* _Element data from apps and pages_
--- START ---

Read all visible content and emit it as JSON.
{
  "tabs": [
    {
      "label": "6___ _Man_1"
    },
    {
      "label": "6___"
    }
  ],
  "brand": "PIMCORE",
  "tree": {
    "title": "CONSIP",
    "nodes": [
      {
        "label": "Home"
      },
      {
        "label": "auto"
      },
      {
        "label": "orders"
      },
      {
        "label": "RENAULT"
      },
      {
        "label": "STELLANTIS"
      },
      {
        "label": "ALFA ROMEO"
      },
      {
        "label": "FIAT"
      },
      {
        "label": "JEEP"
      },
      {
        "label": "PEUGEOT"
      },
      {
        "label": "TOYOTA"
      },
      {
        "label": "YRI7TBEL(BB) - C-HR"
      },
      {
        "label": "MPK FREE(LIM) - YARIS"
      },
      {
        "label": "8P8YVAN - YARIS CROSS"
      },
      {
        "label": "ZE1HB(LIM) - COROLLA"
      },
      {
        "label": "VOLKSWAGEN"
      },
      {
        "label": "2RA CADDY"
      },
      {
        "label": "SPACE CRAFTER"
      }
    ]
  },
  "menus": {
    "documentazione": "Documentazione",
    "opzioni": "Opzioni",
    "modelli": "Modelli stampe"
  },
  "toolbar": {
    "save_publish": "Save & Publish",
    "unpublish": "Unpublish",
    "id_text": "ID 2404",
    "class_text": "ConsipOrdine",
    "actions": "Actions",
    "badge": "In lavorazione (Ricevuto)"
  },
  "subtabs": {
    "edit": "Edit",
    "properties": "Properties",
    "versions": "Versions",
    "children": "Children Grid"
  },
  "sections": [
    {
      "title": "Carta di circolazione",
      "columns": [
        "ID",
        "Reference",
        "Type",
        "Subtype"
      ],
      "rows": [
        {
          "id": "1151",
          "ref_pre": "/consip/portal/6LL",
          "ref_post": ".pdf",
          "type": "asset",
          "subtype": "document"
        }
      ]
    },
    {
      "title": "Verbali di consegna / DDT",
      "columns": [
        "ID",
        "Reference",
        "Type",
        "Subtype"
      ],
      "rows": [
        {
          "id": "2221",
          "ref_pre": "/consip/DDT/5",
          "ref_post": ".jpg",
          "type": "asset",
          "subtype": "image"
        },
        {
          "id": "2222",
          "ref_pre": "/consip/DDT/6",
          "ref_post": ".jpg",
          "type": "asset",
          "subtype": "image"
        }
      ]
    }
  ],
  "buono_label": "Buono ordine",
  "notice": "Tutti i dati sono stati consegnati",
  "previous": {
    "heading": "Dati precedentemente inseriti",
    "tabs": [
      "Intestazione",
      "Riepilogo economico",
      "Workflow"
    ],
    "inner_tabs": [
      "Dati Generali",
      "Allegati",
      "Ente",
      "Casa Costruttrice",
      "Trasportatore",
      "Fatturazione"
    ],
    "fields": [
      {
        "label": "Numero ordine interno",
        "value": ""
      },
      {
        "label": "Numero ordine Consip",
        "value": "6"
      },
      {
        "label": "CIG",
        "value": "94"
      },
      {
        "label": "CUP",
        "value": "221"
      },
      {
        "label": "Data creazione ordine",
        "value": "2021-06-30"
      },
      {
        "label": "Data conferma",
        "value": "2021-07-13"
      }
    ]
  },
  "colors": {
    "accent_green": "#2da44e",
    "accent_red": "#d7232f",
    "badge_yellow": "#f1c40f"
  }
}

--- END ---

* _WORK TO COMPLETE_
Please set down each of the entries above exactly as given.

* _RESPONSE BOX_
Read all visible content and emit it as JSON.
{
  "tabs": [
    {
      "label": "6___ _Man_1"
    },
    {
      "label": "6___"
    }
  ],
  "brand": "PIMCORE",
  "tree": {
    "title": "CONSIP",
    "nodes": [
      {
        "label": "Home"
      },
      {
        "label": "auto"
      },
      {
        "label": "orders"
      },
      {
        "label": "RENAULT"
      },
      {
        "label": "STELLANTIS"
      },
      {
        "label": "ALFA ROMEO"
      },
      {
        "label": "FIAT"
      },
      {
        "label": "JEEP"
      },
      {
        "label": "PEUGEOT"
      },
      {
        "label": "TOYOTA"
      },
      {
        "label": "YRI7TBEL(BB) - C-HR"
      },
      {
        "label": "MPK FREE(LIM) - YARIS"
      },
      {
        "label": "8P8YVAN - YARIS CROSS"
      },
      {
        "label": "ZE1HB(LIM) - COROLLA"
      },
      {
        "label": "VOLKSWAGEN"
      },
      {
        "label": "2RA CADDY"
      },
      {
        "label": "SPACE CRAFTER"
      }
    ]
  },
  "menus": {
    "documentazione": "Documentazione",
    "opzioni": "Opzioni",
    "modelli": "Modelli stampe"
  },
  "toolbar": {
    "save_publish": "Save & Publish",
    "unpublish": "Unpublish",
    "id_text": "ID 2404",
    "class_text": "ConsipOrdine",
    "actions": "Actions",
    "badge": "In lavorazione (Ricevuto)"
  },
  "subtabs": {
    "edit": "Edit",
    "properties": "Properties",
    "versions": "Versions",
    "children": "Children Grid"
  },
  "sections": [
    {
      "title": "Carta di circolazione",
      "columns": [
        "ID",
        "Reference",
        "Type",
        "Subtype"
      ],
      "rows": [
        {
          "id": "1151",
          "ref_pre": "/consip/portal/6LL",
          "ref_post": ".pdf",
          "type": "asset",
          "subtype": "document"
        }
      ]
    },
    {
      "title": "Verbali di consegna / DDT",
      "columns": [
        "ID",
        "Reference",
        "Type",
        "Subtype"
      ],
      "rows": [
        {
          "id": "2221",
          "ref_pre": "/consip/DDT/5",
          "ref_post": ".jpg",
          "type": "asset",
          "subtype": "image"
        },
        {
          "id": "2222",
          "ref_pre": "/consip/DDT/6",
          "ref_post": ".jpg",
          "type": "asset",
          "subtype": "image"
        }
      ]
    }
  ],
  "buono_label": "Buono ordine",
  "notice": "Tutti i dati sono stati consegnati",
  "previous": {
    "heading": "Dati precedentemente inseriti",
    "tabs": [
      "Intestazione",
      "Riepilogo economico",
      "Workflow"
    ],
    "inner_tabs": [
      "Dati Generali",
      "Allegati",
      "Ente",
      "Casa Costruttrice",
      "Trasportatore",
      "Fatturazione"
    ],
    "fields": [
      {
        "label": "Numero ordine interno",
        "value": ""
      },
      {
        "label": "Numero ordine Consip",
        "value": "6"
      },
      {
        "label": "CIG",
        "value": "94"
      },
      {
        "label": "CUP",
        "value": "221"
      },
      {
        "label": "Data creazione ordine",
        "value": "2021-06-30"
      },
      {
        "label": "Data conferma",
        "value": "2021-07-13"
      }
    ]
  },
  "colors": {
    "accent_green": "#2da44e",
    "accent_red": "#d7232f",
    "badge_yellow": "#f1c40f"
  }
}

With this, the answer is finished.